• _WHAT TO WORK ON_:
Report each line from the listing that the string "Mobile" appears in.

• _EXERCISE INPUT_:
######

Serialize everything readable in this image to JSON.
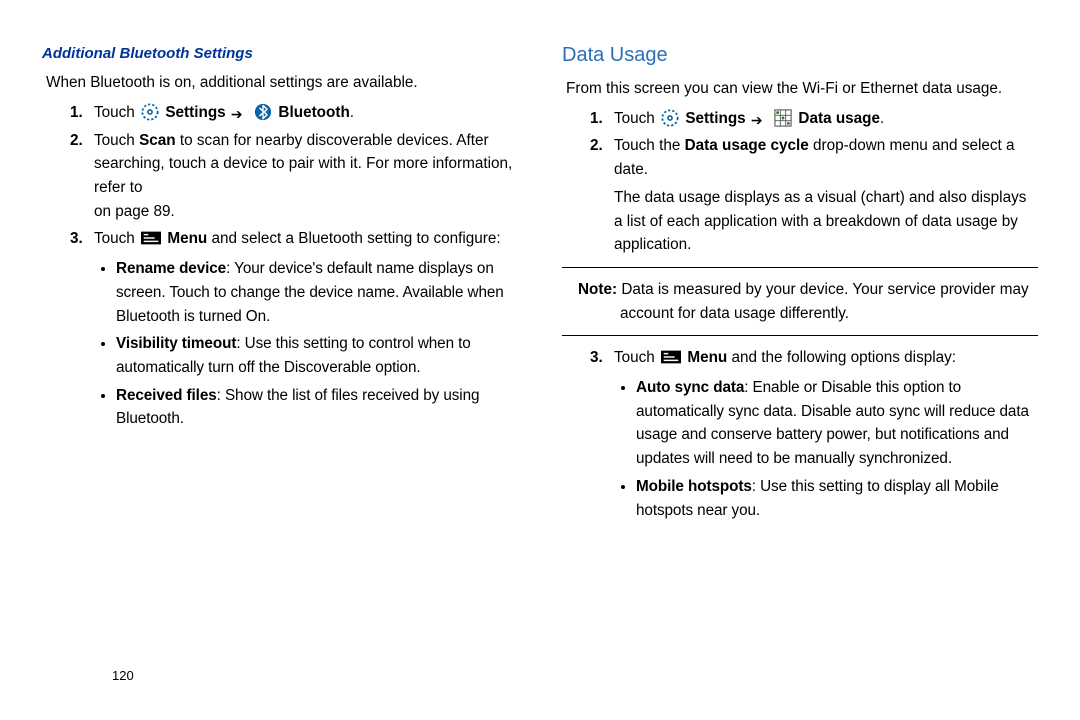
{
  "left": {
    "heading": "Additional Bluetooth Settings",
    "intro": "When Bluetooth is on, additional settings are available.",
    "step1": {
      "n": "1.",
      "pre": "Touch ",
      "settings": " Settings ",
      "bluetooth": " Bluetooth",
      "dot": "."
    },
    "step2": {
      "n": "2.",
      "l1a": "Touch ",
      "l1b": "Scan",
      "l1c": " to scan for nearby discoverable devices. After searching, touch a device to pair with it. For more information, refer to",
      "l2": "on page 89."
    },
    "step3": {
      "n": "3.",
      "pre": "Touch ",
      "menu": " Menu",
      "post": " and select a Bluetooth setting to configure:"
    },
    "bul1": {
      "h": "Rename device",
      "t": ": Your device's default name displays on screen. Touch to change the device name. Available when Bluetooth is turned On."
    },
    "bul2": {
      "h": "Visibility timeout",
      "t": ": Use this setting to control when to automatically turn off the Discoverable option."
    },
    "bul3": {
      "h": "Received files",
      "t": ": Show the list of files received by using Bluetooth."
    }
  },
  "right": {
    "heading": "Data Usage",
    "intro": "From this screen you can view the Wi-Fi or Ethernet data usage.",
    "step1": {
      "n": "1.",
      "pre": "Touch ",
      "settings": " Settings ",
      "datausage": " Data usage",
      "dot": "."
    },
    "step2": {
      "n": "2.",
      "a": "Touch the ",
      "b": "Data usage cycle",
      "c": " drop-down menu and select a date.",
      "d": "The data usage displays as a visual (chart) and also displays a list of each application with a breakdown of data usage by application."
    },
    "note": {
      "label": "Note:",
      "text": " Data is measured by your device. Your service provider may account for data usage differently."
    },
    "step3": {
      "n": "3.",
      "pre": "Touch ",
      "menu": " Menu",
      "post": " and the following options display:"
    },
    "bul1": {
      "h": "Auto sync data",
      "t": ": Enable or Disable this option to automatically sync data. Disable auto sync will reduce data usage and conserve battery power, but notifications and updates will need to be manually synchronized."
    },
    "bul2": {
      "h": "Mobile hotspots",
      "t": ": Use this setting to display all Mobile hotspots near you."
    }
  },
  "pageNumber": "120"
}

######

• _OUTPUT BELOW_:
      "h": "Mobile hotspots",
      "t": ": Use this setting to display all Mobile hotspots near you."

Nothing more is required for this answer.